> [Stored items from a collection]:
* * * * * * *

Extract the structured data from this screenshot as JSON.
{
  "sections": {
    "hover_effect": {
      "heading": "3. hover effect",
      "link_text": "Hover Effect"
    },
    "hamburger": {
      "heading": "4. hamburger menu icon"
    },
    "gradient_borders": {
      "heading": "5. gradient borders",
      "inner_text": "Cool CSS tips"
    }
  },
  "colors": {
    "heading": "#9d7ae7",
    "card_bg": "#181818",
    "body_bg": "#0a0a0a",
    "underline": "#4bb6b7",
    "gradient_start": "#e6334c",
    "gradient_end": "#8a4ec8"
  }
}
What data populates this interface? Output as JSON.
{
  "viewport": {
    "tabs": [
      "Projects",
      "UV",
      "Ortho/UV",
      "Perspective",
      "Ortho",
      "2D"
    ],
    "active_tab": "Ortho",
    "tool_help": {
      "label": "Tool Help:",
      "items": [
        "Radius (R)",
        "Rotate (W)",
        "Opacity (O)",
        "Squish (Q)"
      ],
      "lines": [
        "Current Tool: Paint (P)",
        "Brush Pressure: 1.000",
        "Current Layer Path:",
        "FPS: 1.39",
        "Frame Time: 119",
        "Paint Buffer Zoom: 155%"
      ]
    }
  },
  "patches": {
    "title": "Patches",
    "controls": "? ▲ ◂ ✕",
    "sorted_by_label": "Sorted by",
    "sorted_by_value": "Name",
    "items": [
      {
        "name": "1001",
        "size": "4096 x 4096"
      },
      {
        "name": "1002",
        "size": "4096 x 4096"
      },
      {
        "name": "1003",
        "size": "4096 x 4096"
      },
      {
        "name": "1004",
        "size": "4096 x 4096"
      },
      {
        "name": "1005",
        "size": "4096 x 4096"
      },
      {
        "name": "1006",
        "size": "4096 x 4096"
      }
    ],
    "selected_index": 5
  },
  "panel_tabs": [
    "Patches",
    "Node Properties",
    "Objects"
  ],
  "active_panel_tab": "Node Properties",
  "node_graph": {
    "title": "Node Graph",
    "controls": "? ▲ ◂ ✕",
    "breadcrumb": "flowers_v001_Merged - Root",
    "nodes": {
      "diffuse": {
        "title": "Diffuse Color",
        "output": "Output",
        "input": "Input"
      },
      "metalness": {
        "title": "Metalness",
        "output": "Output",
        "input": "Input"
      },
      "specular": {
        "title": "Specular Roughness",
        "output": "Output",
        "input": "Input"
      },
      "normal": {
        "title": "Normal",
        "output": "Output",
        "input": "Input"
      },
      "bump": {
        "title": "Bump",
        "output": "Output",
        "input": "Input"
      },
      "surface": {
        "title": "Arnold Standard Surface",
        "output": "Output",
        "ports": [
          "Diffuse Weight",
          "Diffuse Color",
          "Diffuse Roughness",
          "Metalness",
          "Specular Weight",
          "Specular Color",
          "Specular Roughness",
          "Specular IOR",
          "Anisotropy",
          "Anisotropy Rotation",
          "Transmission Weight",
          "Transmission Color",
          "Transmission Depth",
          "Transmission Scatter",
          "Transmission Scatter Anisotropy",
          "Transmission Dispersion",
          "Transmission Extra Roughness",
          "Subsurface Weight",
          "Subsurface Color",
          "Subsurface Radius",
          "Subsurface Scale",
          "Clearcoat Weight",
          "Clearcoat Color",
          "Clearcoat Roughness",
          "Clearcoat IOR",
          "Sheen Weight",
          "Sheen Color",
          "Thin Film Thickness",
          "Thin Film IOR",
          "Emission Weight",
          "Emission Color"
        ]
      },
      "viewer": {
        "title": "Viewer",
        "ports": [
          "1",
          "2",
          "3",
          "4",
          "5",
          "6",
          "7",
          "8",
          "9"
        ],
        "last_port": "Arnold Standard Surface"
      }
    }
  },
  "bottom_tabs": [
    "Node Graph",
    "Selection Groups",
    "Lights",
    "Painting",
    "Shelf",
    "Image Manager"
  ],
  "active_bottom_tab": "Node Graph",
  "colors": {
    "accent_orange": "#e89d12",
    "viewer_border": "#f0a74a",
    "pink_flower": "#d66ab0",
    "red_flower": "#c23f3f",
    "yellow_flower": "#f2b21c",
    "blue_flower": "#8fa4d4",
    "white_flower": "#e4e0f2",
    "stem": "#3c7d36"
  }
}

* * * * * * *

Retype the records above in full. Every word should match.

> [Task result]:
Extract the structured data from this screenshot as JSON.
{
  "sections": {
    "hover_effect": {
      "heading": "3. hover effect",
      "link_text": "Hover Effect"
    },
    "hamburger": {
      "heading": "4. hamburger menu icon"
    },
    "gradient_borders": {
      "heading": "5. gradient borders",
      "inner_text": "Cool CSS tips"
    }
  },
  "colors": {
    "heading": "#9d7ae7",
    "card_bg": "#181818",
    "body_bg": "#0a0a0a",
    "underline": "#4bb6b7",
    "gradient_start": "#e6334c",
    "gradient_end": "#8a4ec8"
  }
}
What data populates this interface? Output as JSON.
{
  "viewport": {
    "tabs": [
      "Projects",
      "UV",
      "Ortho/UV",
      "Perspective",
      "Ortho",
      "2D"
    ],
    "active_tab": "Ortho",
    "tool_help": {
      "label": "Tool Help:",
      "items": [
        "Radius (R)",
        "Rotate (W)",
        "Opacity (O)",
        "Squish (Q)"
      ],
      "lines": [
        "Current Tool: Paint (P)",
        "Brush Pressure: 1.000",
        "Current Layer Path:",
        "FPS: 1.39",
        "Frame Time: 119",
        "Paint Buffer Zoom: 155%"
      ]
    }
  },
  "patches": {
    "title": "Patches",
    "controls": "? ▲ ◂ ✕",
    "sorted_by_label": "Sorted by",
    "sorted_by_value": "Name",
    "items": [
      {
        "name": "1001",
        "size": "4096 x 4096"
      },
      {
        "name": "1002",
        "size": "4096 x 4096"
      },
      {
        "name": "1003",
        "size": "4096 x 4096"
      },
      {
        "name": "1004",
        "size": "4096 x 4096"
      },
      {
        "name": "1005",
        "size": "4096 x 4096"
      },
      {
        "name": "1006",
        "size": "4096 x 4096"
      }
    ],
    "selected_index": 5
  },
  "panel_tabs": [
    "Patches",
    "Node Properties",
    "Objects"
  ],
  "active_panel_tab": "Node Properties",
  "node_graph": {
    "title": "Node Graph",
    "controls": "? ▲ ◂ ✕",
    "breadcrumb": "flowers_v001_Merged - Root",
    "nodes": {
      "diffuse": {
        "title": "Diffuse Color",
        "output": "Output",
        "input": "Input"
      },
      "metalness": {
        "title": "Metalness",
        "output": "Output",
        "input": "Input"
      },
      "specular": {
        "title": "Specular Roughness",
        "output": "Output",
        "input": "Input"
      },
      "normal": {
        "title": "Normal",
        "output": "Output",
        "input": "Input"
      },
      "bump": {
        "title": "Bump",
        "output": "Output",
        "input": "Input"
      },
      "surface": {
        "title": "Arnold Standard Surface",
        "output": "Output",
        "ports": [
          "Diffuse Weight",
          "Diffuse Color",
          "Diffuse Roughness",
          "Metalness",
          "Specular Weight",
          "Specular Color",
          "Specular Roughness",
          "Specular IOR",
          "Anisotropy",
          "Anisotropy Rotation",
          "Transmission Weight",
          "Transmission Color",
          "Transmission Depth",
          "Transmission Scatter",
          "Transmission Scatter Anisotropy",
          "Transmission Dispersion",
          "Transmission Extra Roughness",
          "Subsurface Weight",
          "Subsurface Color",
          "Subsurface Radius",
          "Subsurface Scale",
          "Clearcoat Weight",
          "Clearcoat Color",
          "Clearcoat Roughness",
          "Clearcoat IOR",
          "Sheen Weight",
          "Sheen Color",
          "Thin Film Thickness",
          "Thin Film IOR",
          "Emission Weight",
          "Emission Color"
        ]
      },
      "viewer": {
        "title": "Viewer",
        "ports": [
          "1",
          "2",
          "3",
          "4",
          "5",
          "6",
          "7",
          "8",
          "9"
        ],
        "last_port": "Arnold Standard Surface"
      }
    }
  },
  "bottom_tabs": [
    "Node Graph",
    "Selection Groups",
    "Lights",
    "Painting",
    "Shelf",
    "Image Manager"
  ],
  "active_bottom_tab": "Node Graph",
  "colors": {
    "accent_orange": "#e89d12",
    "viewer_border": "#f0a74a",
    "pink_flower": "#d66ab0",
    "red_flower": "#c23f3f",
    "yellow_flower": "#f2b21c",
    "blue_flower": "#8fa4d4",
    "white_flower": "#e4e0f2",
    "stem": "#3c7d36"
  }
}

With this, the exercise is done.